Dataset entries
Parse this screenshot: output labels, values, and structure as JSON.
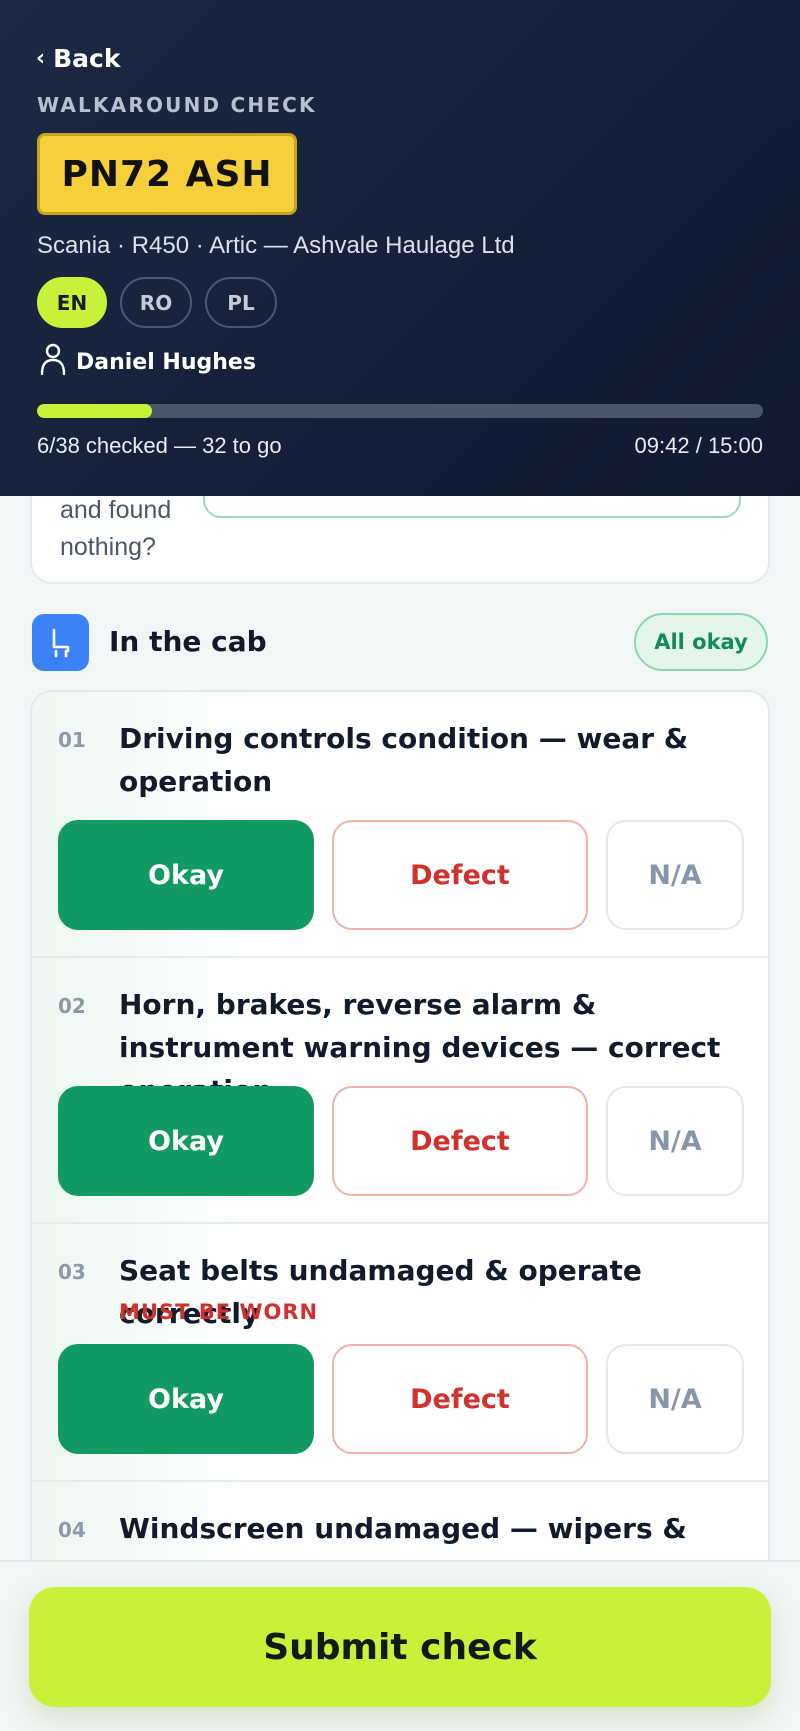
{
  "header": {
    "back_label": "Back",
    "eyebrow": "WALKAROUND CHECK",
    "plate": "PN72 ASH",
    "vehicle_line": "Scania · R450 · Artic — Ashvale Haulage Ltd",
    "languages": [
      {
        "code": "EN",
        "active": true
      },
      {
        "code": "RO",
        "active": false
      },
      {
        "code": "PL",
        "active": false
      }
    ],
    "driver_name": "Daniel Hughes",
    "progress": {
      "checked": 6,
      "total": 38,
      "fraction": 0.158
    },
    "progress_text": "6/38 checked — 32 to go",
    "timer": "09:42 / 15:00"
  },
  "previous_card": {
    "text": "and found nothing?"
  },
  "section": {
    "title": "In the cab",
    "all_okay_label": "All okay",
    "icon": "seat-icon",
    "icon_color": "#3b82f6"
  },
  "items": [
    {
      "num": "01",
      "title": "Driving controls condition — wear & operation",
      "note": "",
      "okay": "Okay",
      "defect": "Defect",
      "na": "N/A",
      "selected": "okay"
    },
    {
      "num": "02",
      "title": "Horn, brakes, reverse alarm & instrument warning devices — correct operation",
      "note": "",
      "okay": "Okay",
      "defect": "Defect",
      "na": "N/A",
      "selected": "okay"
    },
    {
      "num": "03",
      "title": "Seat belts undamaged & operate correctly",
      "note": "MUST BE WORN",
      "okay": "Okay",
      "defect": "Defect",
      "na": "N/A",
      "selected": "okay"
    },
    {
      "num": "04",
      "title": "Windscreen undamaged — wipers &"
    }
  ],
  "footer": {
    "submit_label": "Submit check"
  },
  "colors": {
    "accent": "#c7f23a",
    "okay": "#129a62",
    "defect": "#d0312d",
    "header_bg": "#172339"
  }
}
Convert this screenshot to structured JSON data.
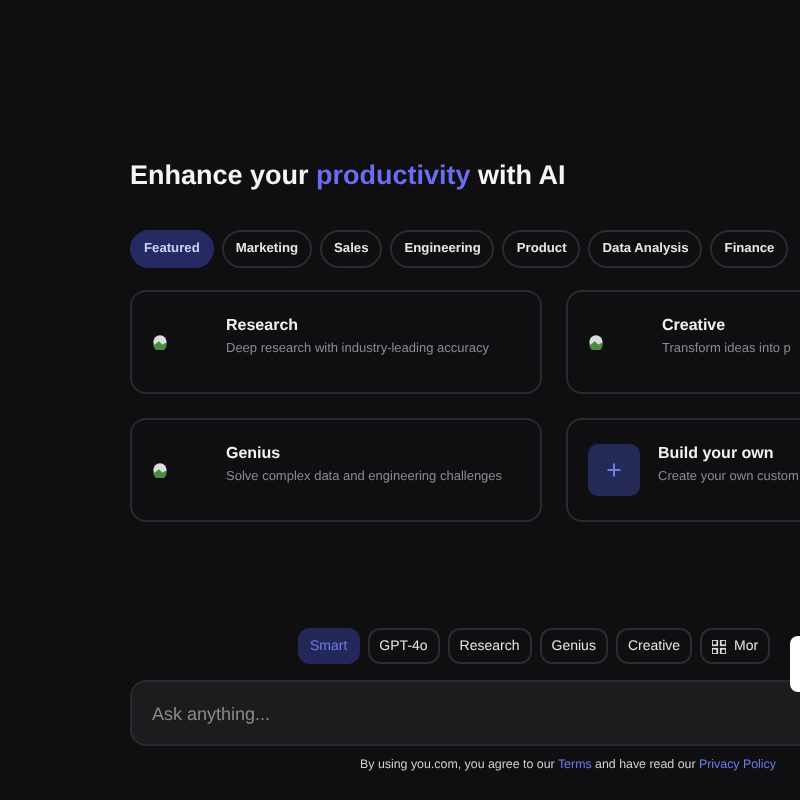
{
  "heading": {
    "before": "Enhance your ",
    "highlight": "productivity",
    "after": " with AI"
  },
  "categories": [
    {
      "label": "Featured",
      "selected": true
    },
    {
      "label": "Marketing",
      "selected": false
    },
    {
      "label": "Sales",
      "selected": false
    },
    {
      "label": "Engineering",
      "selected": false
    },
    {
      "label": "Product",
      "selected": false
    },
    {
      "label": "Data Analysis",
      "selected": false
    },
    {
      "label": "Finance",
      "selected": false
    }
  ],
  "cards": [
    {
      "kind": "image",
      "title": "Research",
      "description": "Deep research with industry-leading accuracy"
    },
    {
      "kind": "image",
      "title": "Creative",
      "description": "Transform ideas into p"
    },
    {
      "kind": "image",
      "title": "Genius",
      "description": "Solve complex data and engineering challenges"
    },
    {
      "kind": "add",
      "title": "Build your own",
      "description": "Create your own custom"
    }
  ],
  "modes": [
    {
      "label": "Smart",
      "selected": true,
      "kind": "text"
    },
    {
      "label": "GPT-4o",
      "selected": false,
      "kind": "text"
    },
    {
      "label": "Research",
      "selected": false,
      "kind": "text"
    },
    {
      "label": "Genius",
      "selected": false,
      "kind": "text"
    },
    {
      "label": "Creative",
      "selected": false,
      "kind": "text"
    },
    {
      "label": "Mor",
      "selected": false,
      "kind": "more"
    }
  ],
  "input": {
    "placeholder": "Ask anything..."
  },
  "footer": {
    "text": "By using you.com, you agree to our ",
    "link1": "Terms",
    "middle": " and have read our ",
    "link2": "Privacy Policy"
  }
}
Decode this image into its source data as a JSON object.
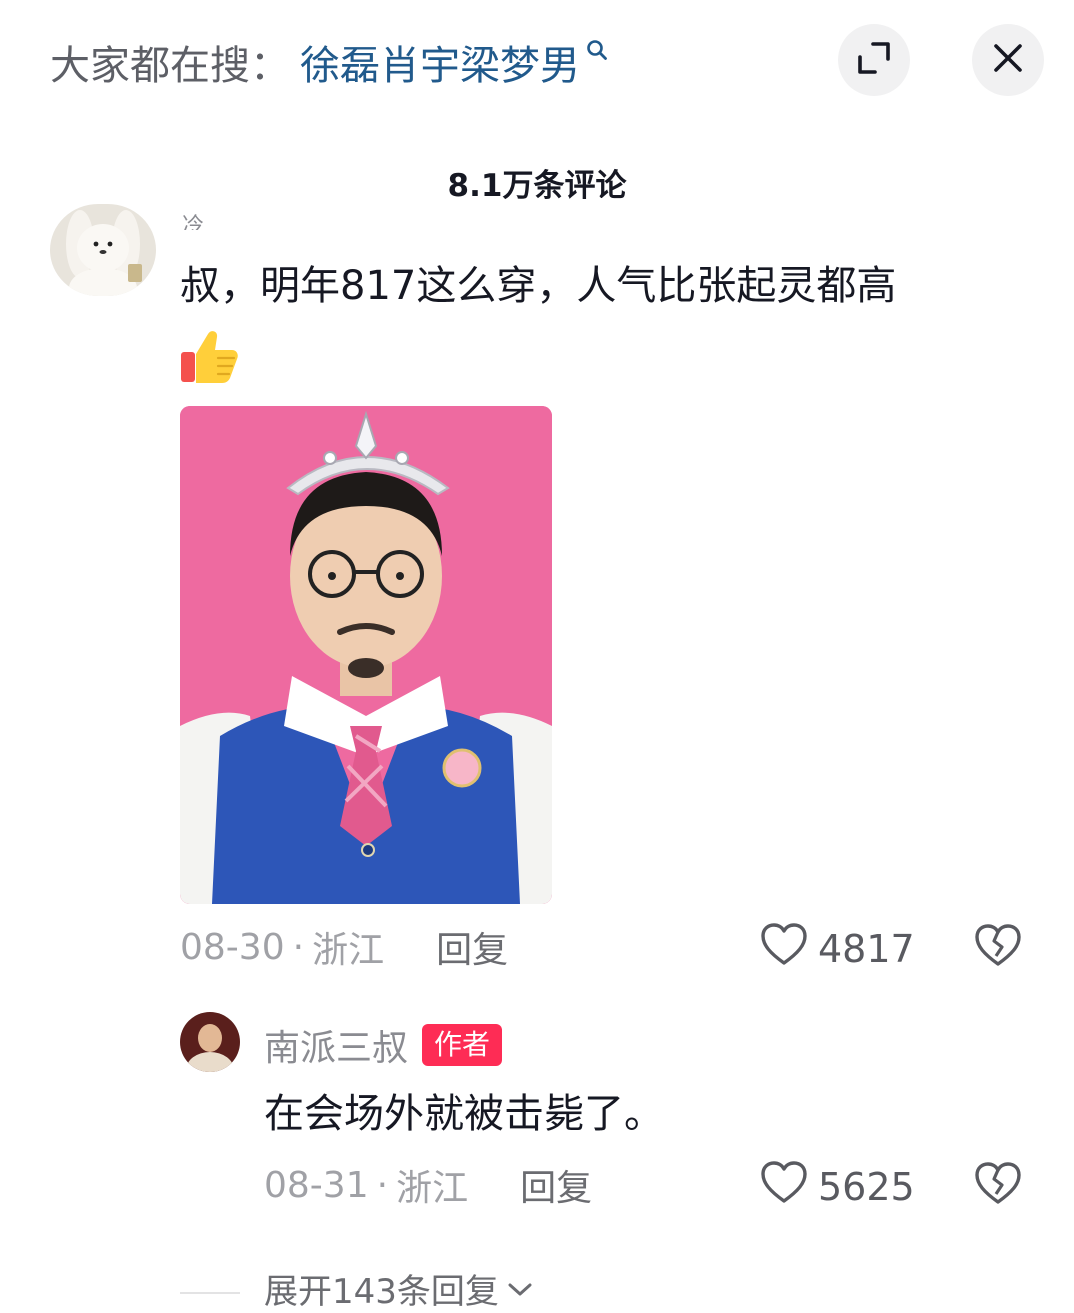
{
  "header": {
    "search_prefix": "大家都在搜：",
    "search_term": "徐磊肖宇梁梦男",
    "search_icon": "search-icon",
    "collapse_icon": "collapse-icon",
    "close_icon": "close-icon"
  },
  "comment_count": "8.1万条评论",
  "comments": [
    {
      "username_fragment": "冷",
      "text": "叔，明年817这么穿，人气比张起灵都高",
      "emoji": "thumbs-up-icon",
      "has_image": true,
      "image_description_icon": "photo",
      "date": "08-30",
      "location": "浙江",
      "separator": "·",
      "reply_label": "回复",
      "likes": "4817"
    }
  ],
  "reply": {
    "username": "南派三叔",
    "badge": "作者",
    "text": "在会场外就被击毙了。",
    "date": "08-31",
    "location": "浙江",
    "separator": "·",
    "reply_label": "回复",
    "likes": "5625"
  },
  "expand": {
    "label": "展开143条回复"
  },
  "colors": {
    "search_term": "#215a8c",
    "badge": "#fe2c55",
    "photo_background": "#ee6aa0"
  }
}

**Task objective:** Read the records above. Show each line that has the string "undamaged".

**Result for this task:**
      "title": "Seat belts undamaged & operate correctly",
      "title": "Windscreen undamaged — wipers &"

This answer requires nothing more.